Sri Lanka’s chequered history, from the Sinhalese-Portuguese war of the 16th and 17th centuries to the Tamil-Sinhalese conflict in an independent nation and the current economic turmoil, is finding resonance at the ongoing India Art Fair in Delhi. Two artists from that country are displaying work that showcases the diversity of its culture as well as its suffering. One has used clay, the other has worked with found objects. While one is rooted in the country itself, the other is based in Australia.
Artists from the island nation have always responded to events in their country—some referencing the pain and agony, others creating acts of resistance. Australia-based Ramesh Mario Nithiyendran, whose family practised both Hinduism and Catholicism, hopes his work can offer succour. “Hindu, Christian, and Buddhist cultures have coexisted in Sri Lanka. The work mines some of those reference points,” he writes in his artist statement. Kandy-based Kingsley Gunatillake, who calls himself an abstractionist and works with both canvas and 3D figures, has focused on the painful phase of the civil war from 1983-2009. “My viewers will find peace through my work that boldly questions violence,” says Gunatillake, who was born in 1951.
Nithiyendran is known for his ceramic sculptures, which feature audacious use of colour and ornamentation. Born in Colombo in 1988, he moved to Australia to study art at the University of New South Wales, and is currently based in Sydney. However, his work, which responds to ideas of gender, race and religiosity, is rooted in the imagery of Sri Lanka. His warrior figures are multi-limbed and polychromatic. Aesthetically, they are hyperbolic, exaggerated, often grotesque, and over-stimulated. There is a distinct element of the performative in Nithiyendran’s figures. His recent works are a gesture to a range of global histories that reflect his own ancestry.
At a time when the world is being divided by religion, privilege, caste and more, Nithiyendran’s “borderless” work assumes great significance.
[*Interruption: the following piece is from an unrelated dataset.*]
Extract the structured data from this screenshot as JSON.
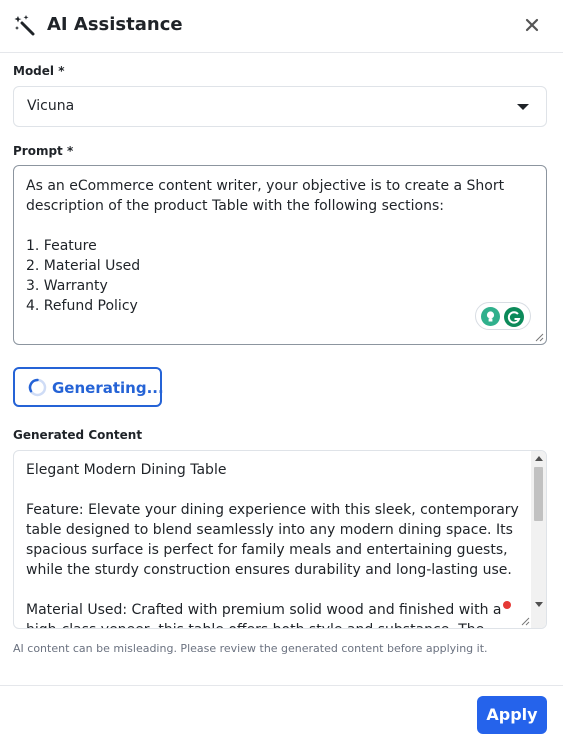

As an artist, he hopes to make his art accessible and enable people from different cultural backgrounds to respond. At a time when people from the country need succour, he hopes his art will provide relief.
Gunatillake studied at the Fine Art University, Colombo, before heading to Glasgow, Scotland, for a course in environmental education from the University of Strathclyde. In his sculptural works, he makes use of books, often cutting, engraving and burning them. Focusing on the nearly three-decade-long civil war that ripped the country, his “wounded” books are sensory responses to a personal experience of violence. “My art transforms the reader into a spectator in the way that I change the fundamental structure of the book,” he explains. Through the act of burning and cutting books, Gunatillake relives the burning of the Jaffna Library in 1981.
His practice is painstaking. Gunatillake begins with a concept, and once that has taken shape fully, goes hunting for “appropriate” books. “I like to use old and used books,” says the artist, who uses these as a “powerful weapon”. For him, it’s the written text that binds humanity together with knowledge and inspiration.
Both the artists “construct” their works. Nithiyendran begins by making them in parts, often creating multiple simultaneous pieces that inform each other. He does not work with a distinct plan or a preconceived design in mind. Nithiyendran’s expression is a reflection of himself, and of references drawn from the visual culture of his Sri Lankan roots. The use of the ancient medium of clay creates a time register when juxtaposed with digital, emoji-like expressions.
The clay sculptures radiate heightened human expressions and emotions. “My figures are aware that they are being looked at, and that creates an element of acknowledgement,” he explains.
He keeps his titles straightforward and literal. So Double Sided Multi Limbed Figure (2021) or Blue Figure With Snake (2021) are exactly what the title suggests. Gunatillake, too, doesn’t go in for abstraction in titles. Bullet Book (2019) has burnt bullet insertions through the pages of an open book, while Democracy (2019) takes on the title of the book he used.
Materiality and process play a significant role in the practice of both the artists. Through their distinctive approaches, they express deep personal emotions rooted in the situations of their homeland.
Rahul Kumar is a Gurugram-based culture writer.